Like the gorgons – the demons in Greek mythology whose hair of venomous snakes turned witnesses to stone – the serpents that slither on land and sea can be deadly (it is still forbidden to go anywhere on the island alone or after dark, and visitors are given gumboots to walk around). Still, the conditions in this zoo, where the humans were caged and the animals ran wild, were so miserable that there are stories of desperate prisoners seeking poisonous bites just to receive some tender nurse care and a short reprieve from the overcrowded cells and torture chambers.

The nurses, along with scuba divers who long ago discovered the island’s world-class marine life, helped transform the penal colony into a national park by spreading word of its atrocious conditions.

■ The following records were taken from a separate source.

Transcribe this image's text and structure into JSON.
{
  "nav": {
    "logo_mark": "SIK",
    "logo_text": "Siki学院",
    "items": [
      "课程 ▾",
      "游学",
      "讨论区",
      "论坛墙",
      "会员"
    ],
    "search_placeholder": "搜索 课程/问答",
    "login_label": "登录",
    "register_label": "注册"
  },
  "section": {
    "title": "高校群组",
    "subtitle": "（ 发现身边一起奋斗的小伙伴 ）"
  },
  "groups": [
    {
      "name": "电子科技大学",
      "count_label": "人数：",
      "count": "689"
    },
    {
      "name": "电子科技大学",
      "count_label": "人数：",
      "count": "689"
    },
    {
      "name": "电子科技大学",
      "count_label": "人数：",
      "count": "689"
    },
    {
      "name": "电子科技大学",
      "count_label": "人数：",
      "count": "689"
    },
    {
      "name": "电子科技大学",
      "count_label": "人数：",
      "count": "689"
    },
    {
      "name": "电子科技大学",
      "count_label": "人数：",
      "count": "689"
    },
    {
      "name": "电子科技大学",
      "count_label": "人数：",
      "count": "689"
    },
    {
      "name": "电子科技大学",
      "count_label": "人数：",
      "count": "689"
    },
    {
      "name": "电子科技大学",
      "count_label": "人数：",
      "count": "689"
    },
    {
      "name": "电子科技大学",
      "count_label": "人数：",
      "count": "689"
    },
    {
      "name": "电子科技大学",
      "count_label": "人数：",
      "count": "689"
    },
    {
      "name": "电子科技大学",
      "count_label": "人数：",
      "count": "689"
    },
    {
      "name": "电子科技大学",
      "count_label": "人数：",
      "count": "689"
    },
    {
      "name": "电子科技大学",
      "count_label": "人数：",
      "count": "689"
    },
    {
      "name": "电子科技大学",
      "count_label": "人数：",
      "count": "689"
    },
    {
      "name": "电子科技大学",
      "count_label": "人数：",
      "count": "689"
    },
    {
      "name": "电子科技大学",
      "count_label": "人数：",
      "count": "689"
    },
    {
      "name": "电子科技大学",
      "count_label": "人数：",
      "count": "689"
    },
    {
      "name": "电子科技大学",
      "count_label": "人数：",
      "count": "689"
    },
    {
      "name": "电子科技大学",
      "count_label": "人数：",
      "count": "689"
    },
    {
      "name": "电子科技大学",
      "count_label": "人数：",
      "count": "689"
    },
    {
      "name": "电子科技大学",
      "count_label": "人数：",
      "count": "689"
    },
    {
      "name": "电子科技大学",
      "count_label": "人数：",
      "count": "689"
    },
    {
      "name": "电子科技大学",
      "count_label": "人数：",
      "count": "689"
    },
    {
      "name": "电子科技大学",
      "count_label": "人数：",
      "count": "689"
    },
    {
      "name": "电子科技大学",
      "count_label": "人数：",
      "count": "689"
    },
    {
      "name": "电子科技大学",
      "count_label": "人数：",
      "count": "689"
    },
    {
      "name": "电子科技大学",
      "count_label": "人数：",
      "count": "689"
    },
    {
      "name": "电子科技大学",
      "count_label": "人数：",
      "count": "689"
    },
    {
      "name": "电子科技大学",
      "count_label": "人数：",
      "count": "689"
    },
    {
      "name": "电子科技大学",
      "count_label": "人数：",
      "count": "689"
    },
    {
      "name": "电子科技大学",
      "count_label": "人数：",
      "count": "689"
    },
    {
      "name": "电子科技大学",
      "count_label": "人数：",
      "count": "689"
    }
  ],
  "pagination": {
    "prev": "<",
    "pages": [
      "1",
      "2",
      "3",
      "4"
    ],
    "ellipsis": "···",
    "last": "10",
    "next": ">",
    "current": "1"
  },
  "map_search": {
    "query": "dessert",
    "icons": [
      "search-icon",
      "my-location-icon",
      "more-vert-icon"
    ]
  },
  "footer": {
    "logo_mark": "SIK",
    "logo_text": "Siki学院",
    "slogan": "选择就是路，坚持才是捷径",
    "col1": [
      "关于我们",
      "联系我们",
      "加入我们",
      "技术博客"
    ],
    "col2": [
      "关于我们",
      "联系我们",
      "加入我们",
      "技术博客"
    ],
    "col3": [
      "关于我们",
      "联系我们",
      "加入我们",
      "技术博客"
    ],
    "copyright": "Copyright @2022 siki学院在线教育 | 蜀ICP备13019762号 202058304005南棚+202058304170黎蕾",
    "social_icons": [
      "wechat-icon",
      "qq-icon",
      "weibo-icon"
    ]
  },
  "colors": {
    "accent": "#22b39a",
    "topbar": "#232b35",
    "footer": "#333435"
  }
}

Only 30 years after the prison’s closing in 1982, verdant foliage twists itself around the crumbling ruins that have become one with the jungle. And since becoming a national park in 1985, wildlife enthusiasts have enjoyed greater access to the 147 species of birds, 100–plus species of insects and hundreds of species of terrestrial and marine fauna and flora.  

The terrestrial wildlife, like monkeys, caimans and the blue anole (the world’s only pure blue lizard, endemic to the island), is staggering. But the marine life has been attracting divers since the days when prisoners were still locked away.

Every year in June or July, a few visitors are lucky enough to witness the spectacle of more than 1,000 humpbacks arriving in Gorgona’s tropical waters, where they stay through October for mating and calving. With the massive whales come other giants of the sea, like whale sharks and sperm whales and occasionally hammerheads, sea lions and dolphins. There is no question whether visitors during this time will see the humpbacks. The question is usually, how many?

In addition to their show of splashing around the surface of the water, the humpbacks enchant visitors as their cries echo below the water, conducting a beautiful symphony for divers used to listening to just the sound of their own breathing.

Gorgona’s remote location 56km off the coast of Colombia has helped keep its ecosystem healthy, but it also means the island can be inconvenient to reach. It is a 12-hour boat ride from Buenaventura, a coastal city of more than 300,000 people about 10 hours from Bogota or four hours from Cali, or an hour-and-40-minute boat ride from Guapi, an Afro-pacific town near the border of Ecuador. No roads lead to Guapi, but its one-runway Juan Casino Solis airport services flights to-and-from the southern cities of Cali and Popyan. The daily can flights fill up fast, so book ahead of time.

"Welcome to Colombia; welcome to my country", the island's head of tourism said when I arrived. "And welcome to Gorgona; this place belongs to everyone." 

Unfortunately, a trip to Gorgona comes with a hefty price tag, making a visit an unattainable dream for many Colombians, especially the poverty-stricken residents of Guapi, to whom the island politically belongs.

Until recently, visitors could make day trips to Gorgona from Guapi or spend a night there for as little as $12. But the government’s 2009 decision to give a private company sole control over all tourism on the island has meant exponential price hikes. A park permit, night in a basic bungalow in the remodelled prison-guard quarters, three meals and a return boat ride from Guapi costs about 460,000 Colombian pesos, and additional nights are 250,000 pesos. All activities — whale watching, snorkelling, even walking around the island — are extra. Book through the sole tourism company that services the island, Aviatur.

The only benefit of a difficult, costly visit is that relatively few people ever make it to Gorgona, which helps maintain its flourishing ecosystem and leaves you blissfully alone in incredibly wild surroundings.

Leaving the island, torrential rain battered the boat and the rough sea had no desire to give us a smooth journey back to Guapi, typical for this perpetually hot, wet climate. I saw no sign of life — no whales, no monkeys no lizards or snakes. But they were surely there, hiding from the storm. This island, after all, belongs to them.